Morgan Freeman is known for freely expressing his political views, even voicing his opposition to the Tea Part on at least once occasion. In an interview with CNN’s resident black respectability expert, Don Lemon, Freeman boldly asserted that race and income inequality are unrelated in his view.
Freeman believes something must be done about income inequality, he just doesn’t believe it has anything to do with race.
“Why would race have anything to do with it?” he continued, “Put your mind to what you want to do and go for that. It’s kind of like religion to me, it’s a good excuse for not getting there.”
Lemon took this opportunity to share how irksome talking about race is for him.
“It seems like every single day I’m talking about race on television, because its in the news cycle, because it’s in the news,” he said. “But sometimes I just get so tired of talking about it, I want to just go, ‘this is over, can we move on?’”

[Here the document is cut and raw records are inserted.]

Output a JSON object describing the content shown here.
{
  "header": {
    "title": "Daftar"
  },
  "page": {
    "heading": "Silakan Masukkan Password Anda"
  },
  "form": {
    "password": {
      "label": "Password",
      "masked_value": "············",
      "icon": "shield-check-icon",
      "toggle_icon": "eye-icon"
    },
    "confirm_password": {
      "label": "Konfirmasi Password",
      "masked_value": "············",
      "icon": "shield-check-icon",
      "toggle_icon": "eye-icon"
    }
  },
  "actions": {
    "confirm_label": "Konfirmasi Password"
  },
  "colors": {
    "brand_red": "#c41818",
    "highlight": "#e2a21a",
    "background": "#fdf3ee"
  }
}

Lemon could move, of course, and talk about news. No one’s stopping him. He won’t though because being CNN’s race correspondent is easy. Talking about the Ukraine is hard.
Still, this conversation draws attention to how dangerous it is to reach a conclusion through anecdotal evidence. It is fine for Freeman to believe or feel a certain way, but a quick review of hard data often blows long held beliefs out of the water.

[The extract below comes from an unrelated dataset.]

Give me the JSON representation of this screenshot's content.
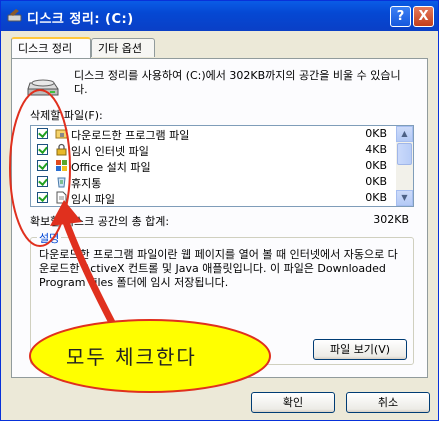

Between 2007 and 2013, black workers who had just graduated from college saw their unemployment rate nearly triple, jumping from 7.8 percent to 12.4 percent. That’s a much faster increase than for everyone else: all recent college graduates saw their rate increase 2.3 percentage points. And young black college graduates have been doing worse and worse: their unemployment rate at age 22 was 5.1 percent in 1970, 15.4 percent in 2000, and 19.2 percent between 2010 and 2012.
Freeman also said that he and Lemon were proof that income inequality is not related to race. This is a moronic statement considering that wealthy blacks have existed for some time in this country (Remember Madame C.J. Walker?) but the success of one black person in no way implies that systemic racism has in any way diminished or been overcome.